**WORK TO COMPLETE**
Establish how many lines in the entries hold the string "Creator". The number by itself is the whole answer.

**WORKING DATA**
※
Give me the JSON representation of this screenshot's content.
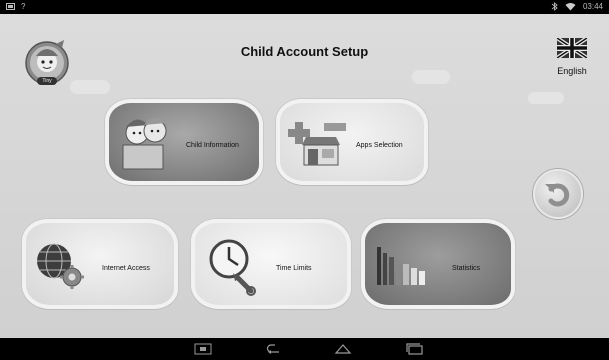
{
  "status_bar": {
    "time": "03:44",
    "left_icons": [
      "screenshot-icon",
      "question-icon"
    ],
    "right_icons": [
      "bluetooth-icon",
      "wifi-icon"
    ]
  },
  "header": {
    "title": "Child Account Setup",
    "avatar_name": "Tiny"
  },
  "language": {
    "label": "English",
    "flag_icon": "uk-flag-icon"
  },
  "tiles": {
    "child_information": {
      "label": "Child Information",
      "icon": "children-box-icon"
    },
    "apps_selection": {
      "label": "Apps Selection",
      "icon": "plus-minus-store-icon"
    },
    "internet_access": {
      "label": "Internet Access",
      "icon": "globe-gear-icon"
    },
    "time_limits": {
      "label": "Time Limits",
      "icon": "clock-wrench-icon"
    },
    "statistics": {
      "label": "Statistics",
      "icon": "bar-chart-icon"
    }
  },
  "back_button": {
    "icon": "undo-arrow-icon"
  },
  "nav_bar": {
    "buttons": [
      "screenshot-icon",
      "back-icon",
      "home-icon",
      "recent-apps-icon"
    ]
  },
  "colors": {
    "background": "#d6d6d6",
    "tile_dark": "#7c7c7c",
    "tile_light": "#e8e8e8",
    "tile_border": "#f2f2f2"
  }
}
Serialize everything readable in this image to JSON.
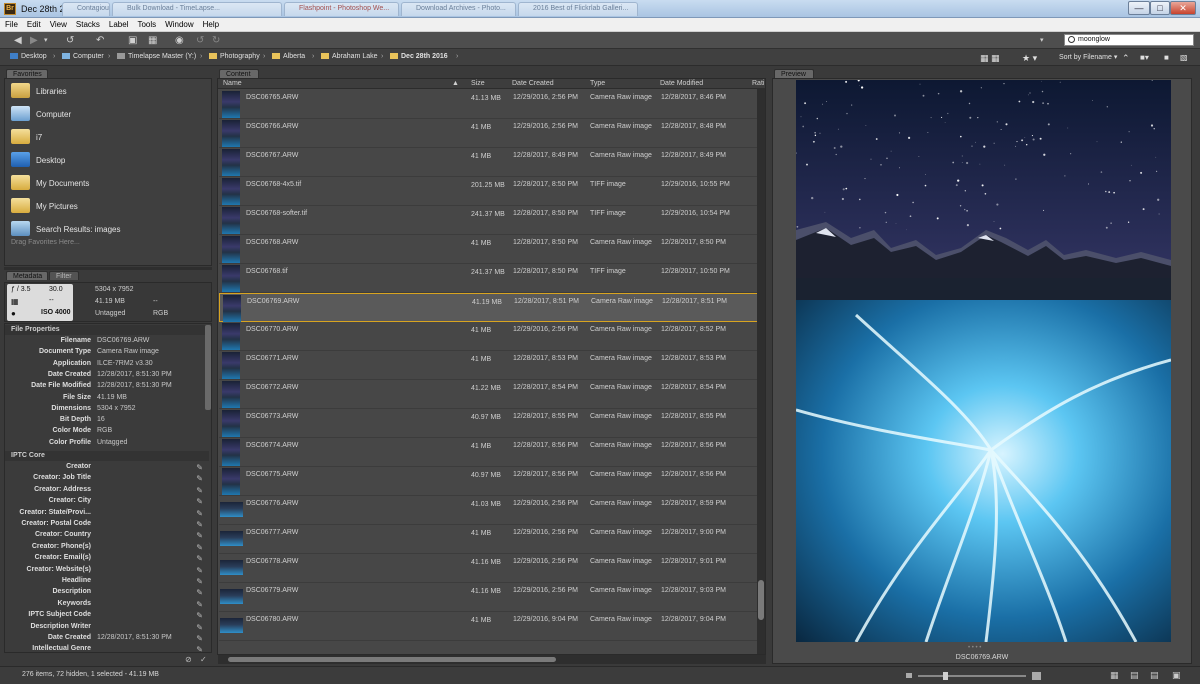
{
  "window": {
    "title": "Dec 28th 2016",
    "app_icon_label": "Br",
    "background_tabs": [
      "Contagious...",
      "Bulk Download - TimeLapse...",
      "Flashpoint - Photoshop We...",
      "Download Archives - Photo...",
      "2016 Best of Flickrlab Galleri..."
    ]
  },
  "menu": [
    "File",
    "Edit",
    "View",
    "Stacks",
    "Label",
    "Tools",
    "Window",
    "Help"
  ],
  "search": {
    "value": "moonglow"
  },
  "sort": {
    "label": "Sort by Filename"
  },
  "breadcrumbs": [
    "Desktop",
    "Computer",
    "Timelapse Master (Y:)",
    "Photography",
    "Alberta",
    "Abraham Lake",
    "Dec 28th 2016"
  ],
  "favorites": {
    "tab_label": "Favorites",
    "items": [
      "Libraries",
      "Computer",
      "i7",
      "Desktop",
      "My Documents",
      "My Pictures",
      "Search Results: images"
    ],
    "drag_hint": "Drag Favorites Here..."
  },
  "metadata": {
    "tab_label": "Metadata",
    "filter_tab_label": "Filter",
    "summary": {
      "aperture": "ƒ / 3.5",
      "shutter": "30.0",
      "exposure": "--",
      "iso": "ISO 4000",
      "dimensions": "5304 x 7952",
      "size": "41.19 MB",
      "dash": "--",
      "label": "Untagged",
      "mode": "RGB"
    },
    "file_properties_header": "File Properties",
    "file_properties": [
      {
        "key": "Filename",
        "value": "DSC06769.ARW"
      },
      {
        "key": "Document Type",
        "value": "Camera Raw image"
      },
      {
        "key": "Application",
        "value": "ILCE-7RM2 v3.30"
      },
      {
        "key": "Date Created",
        "value": "12/28/2017, 8:51:30 PM"
      },
      {
        "key": "Date File Modified",
        "value": "12/28/2017, 8:51:30 PM"
      },
      {
        "key": "File Size",
        "value": "41.19 MB"
      },
      {
        "key": "Dimensions",
        "value": "5304 x 7952"
      },
      {
        "key": "Bit Depth",
        "value": "16"
      },
      {
        "key": "Color Mode",
        "value": "RGB"
      },
      {
        "key": "Color Profile",
        "value": "Untagged"
      }
    ],
    "iptc_header": "IPTC Core",
    "iptc": [
      {
        "key": "Creator",
        "value": ""
      },
      {
        "key": "Creator: Job Title",
        "value": ""
      },
      {
        "key": "Creator: Address",
        "value": ""
      },
      {
        "key": "Creator: City",
        "value": ""
      },
      {
        "key": "Creator: State/Provi...",
        "value": ""
      },
      {
        "key": "Creator: Postal Code",
        "value": ""
      },
      {
        "key": "Creator: Country",
        "value": ""
      },
      {
        "key": "Creator: Phone(s)",
        "value": ""
      },
      {
        "key": "Creator: Email(s)",
        "value": ""
      },
      {
        "key": "Creator: Website(s)",
        "value": ""
      },
      {
        "key": "Headline",
        "value": ""
      },
      {
        "key": "Description",
        "value": ""
      },
      {
        "key": "Keywords",
        "value": ""
      },
      {
        "key": "IPTC Subject Code",
        "value": ""
      },
      {
        "key": "Description Writer",
        "value": ""
      },
      {
        "key": "Date Created",
        "value": "12/28/2017, 8:51:30 PM"
      },
      {
        "key": "Intellectual Genre",
        "value": ""
      }
    ]
  },
  "content": {
    "tab_label": "Content",
    "columns": {
      "name": "Name",
      "size": "Size",
      "created": "Date Created",
      "type": "Type",
      "modified": "Date Modified",
      "rating": "Rati"
    },
    "rows": [
      {
        "name": "DSC06765.ARW",
        "size": "41.13 MB",
        "created": "12/29/2016, 2:56 PM",
        "type": "Camera Raw image",
        "modified": "12/28/2017, 8:46 PM",
        "thumb": "portrait"
      },
      {
        "name": "DSC06766.ARW",
        "size": "41 MB",
        "created": "12/29/2016, 2:56 PM",
        "type": "Camera Raw image",
        "modified": "12/28/2017, 8:48 PM",
        "thumb": "portrait"
      },
      {
        "name": "DSC06767.ARW",
        "size": "41 MB",
        "created": "12/28/2017, 8:49 PM",
        "type": "Camera Raw image",
        "modified": "12/28/2017, 8:49 PM",
        "thumb": "portrait"
      },
      {
        "name": "DSC06768-4x5.tif",
        "size": "201.25 MB",
        "created": "12/28/2017, 8:50 PM",
        "type": "TIFF image",
        "modified": "12/29/2016, 10:55 PM",
        "thumb": "portrait"
      },
      {
        "name": "DSC06768-softer.tif",
        "size": "241.37 MB",
        "created": "12/28/2017, 8:50 PM",
        "type": "TIFF image",
        "modified": "12/29/2016, 10:54 PM",
        "thumb": "portrait"
      },
      {
        "name": "DSC06768.ARW",
        "size": "41 MB",
        "created": "12/28/2017, 8:50 PM",
        "type": "Camera Raw image",
        "modified": "12/28/2017, 8:50 PM",
        "thumb": "portrait"
      },
      {
        "name": "DSC06768.tif",
        "size": "241.37 MB",
        "created": "12/28/2017, 8:50 PM",
        "type": "TIFF image",
        "modified": "12/28/2017, 10:50 PM",
        "thumb": "portrait"
      },
      {
        "name": "DSC06769.ARW",
        "size": "41.19 MB",
        "created": "12/28/2017, 8:51 PM",
        "type": "Camera Raw image",
        "modified": "12/28/2017, 8:51 PM",
        "thumb": "portrait",
        "selected": true
      },
      {
        "name": "DSC06770.ARW",
        "size": "41 MB",
        "created": "12/29/2016, 2:56 PM",
        "type": "Camera Raw image",
        "modified": "12/28/2017, 8:52 PM",
        "thumb": "portrait"
      },
      {
        "name": "DSC06771.ARW",
        "size": "41 MB",
        "created": "12/28/2017, 8:53 PM",
        "type": "Camera Raw image",
        "modified": "12/28/2017, 8:53 PM",
        "thumb": "portrait"
      },
      {
        "name": "DSC06772.ARW",
        "size": "41.22 MB",
        "created": "12/28/2017, 8:54 PM",
        "type": "Camera Raw image",
        "modified": "12/28/2017, 8:54 PM",
        "thumb": "portrait"
      },
      {
        "name": "DSC06773.ARW",
        "size": "40.97 MB",
        "created": "12/28/2017, 8:55 PM",
        "type": "Camera Raw image",
        "modified": "12/28/2017, 8:55 PM",
        "thumb": "portrait"
      },
      {
        "name": "DSC06774.ARW",
        "size": "41 MB",
        "created": "12/28/2017, 8:56 PM",
        "type": "Camera Raw image",
        "modified": "12/28/2017, 8:56 PM",
        "thumb": "portrait"
      },
      {
        "name": "DSC06775.ARW",
        "size": "40.97 MB",
        "created": "12/28/2017, 8:56 PM",
        "type": "Camera Raw image",
        "modified": "12/28/2017, 8:56 PM",
        "thumb": "portrait"
      },
      {
        "name": "DSC06776.ARW",
        "size": "41.03 MB",
        "created": "12/29/2016, 2:56 PM",
        "type": "Camera Raw image",
        "modified": "12/28/2017, 8:59 PM",
        "thumb": "landscape"
      },
      {
        "name": "DSC06777.ARW",
        "size": "41 MB",
        "created": "12/29/2016, 2:56 PM",
        "type": "Camera Raw image",
        "modified": "12/28/2017, 9:00 PM",
        "thumb": "landscape"
      },
      {
        "name": "DSC06778.ARW",
        "size": "41.16 MB",
        "created": "12/29/2016, 2:56 PM",
        "type": "Camera Raw image",
        "modified": "12/28/2017, 9:01 PM",
        "thumb": "landscape"
      },
      {
        "name": "DSC06779.ARW",
        "size": "41.16 MB",
        "created": "12/29/2016, 2:56 PM",
        "type": "Camera Raw image",
        "modified": "12/28/2017, 9:03 PM",
        "thumb": "landscape"
      },
      {
        "name": "DSC06780.ARW",
        "size": "41 MB",
        "created": "12/29/2016, 9:04 PM",
        "type": "Camera Raw image",
        "modified": "12/28/2017, 9:04 PM",
        "thumb": "landscape"
      }
    ]
  },
  "preview": {
    "tab_label": "Preview",
    "caption": "DSC06769.ARW"
  },
  "status": {
    "text": "276 items, 72 hidden, 1 selected - 41.19 MB"
  },
  "colors": {
    "selection": "#d8a420",
    "panel": "#474747",
    "ice": "#3fb0e8",
    "sky": "#3b3b6e"
  }
}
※
**THE ANSWER**
10